In the entries, find all lines that hold the word "exhibitiontitlechange" and copy them.

** INPUT DATA follows **

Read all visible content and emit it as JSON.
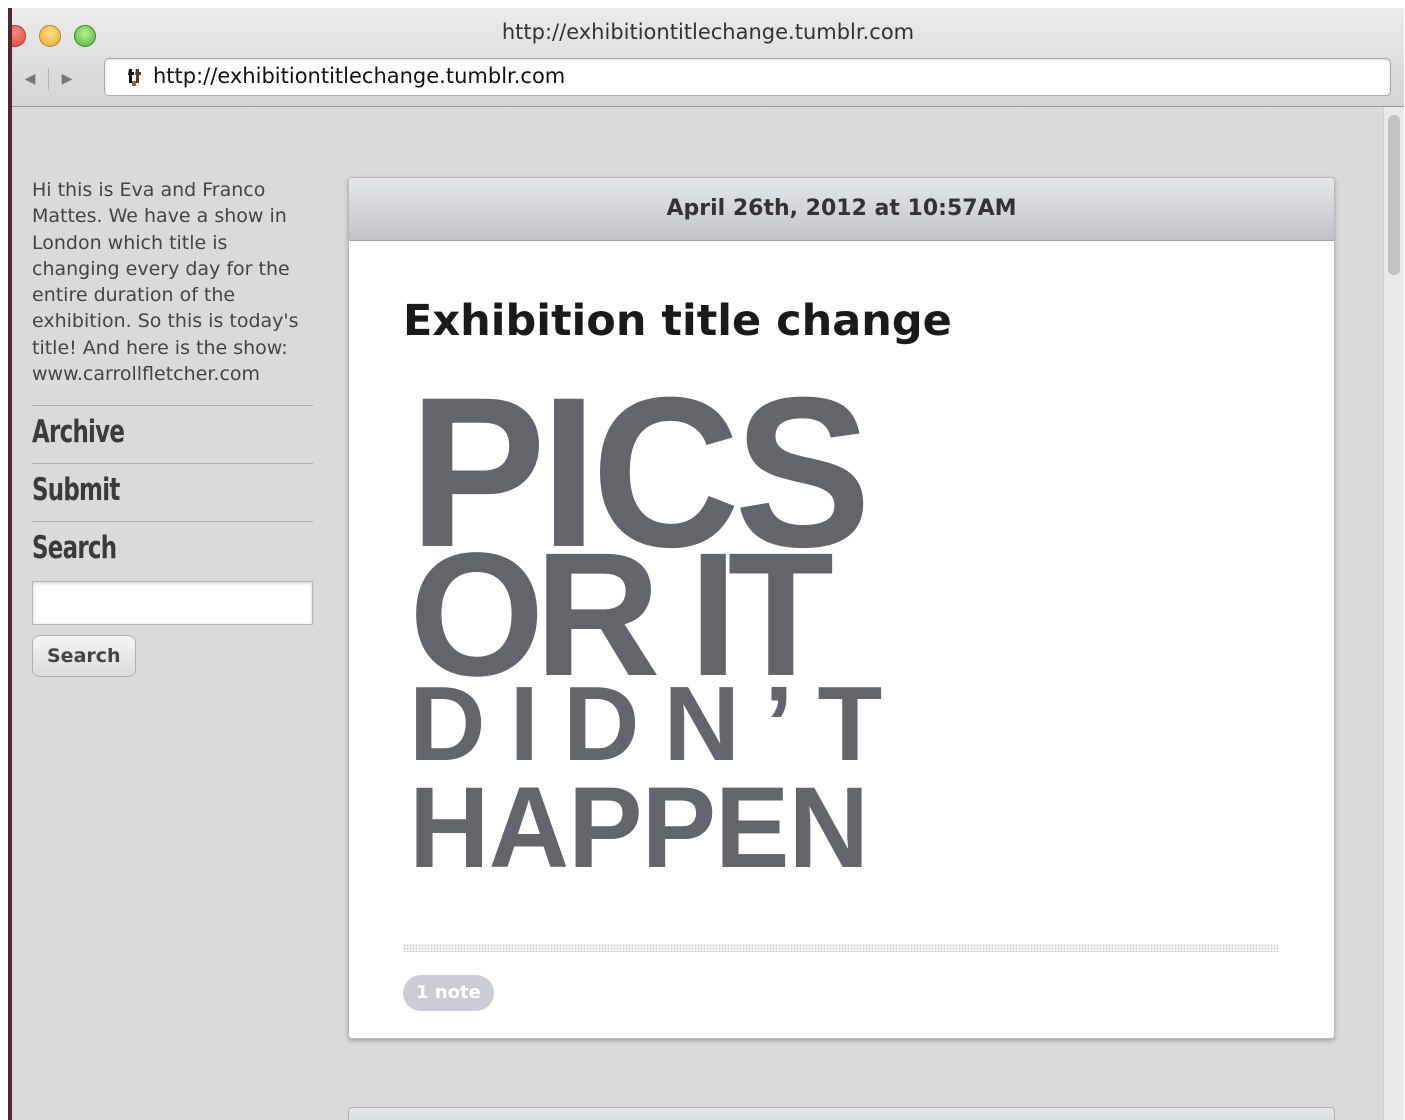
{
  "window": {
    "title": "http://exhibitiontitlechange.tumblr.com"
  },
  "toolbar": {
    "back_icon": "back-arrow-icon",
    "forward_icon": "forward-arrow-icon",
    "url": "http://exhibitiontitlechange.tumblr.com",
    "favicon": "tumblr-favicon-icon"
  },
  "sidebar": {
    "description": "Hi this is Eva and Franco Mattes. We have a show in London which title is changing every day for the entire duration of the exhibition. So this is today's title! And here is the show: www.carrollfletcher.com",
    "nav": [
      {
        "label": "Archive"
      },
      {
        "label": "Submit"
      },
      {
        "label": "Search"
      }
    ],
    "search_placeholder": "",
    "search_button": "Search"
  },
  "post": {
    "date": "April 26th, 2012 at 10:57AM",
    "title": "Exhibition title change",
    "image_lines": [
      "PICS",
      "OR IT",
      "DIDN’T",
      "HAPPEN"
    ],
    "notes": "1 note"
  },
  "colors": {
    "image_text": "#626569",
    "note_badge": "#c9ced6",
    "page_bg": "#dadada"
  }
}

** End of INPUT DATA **

RESULT OF THE TASK:
    "title": "http://exhibitiontitlechange.tumblr.com"
    "url": "http://exhibitiontitlechange.tumblr.com",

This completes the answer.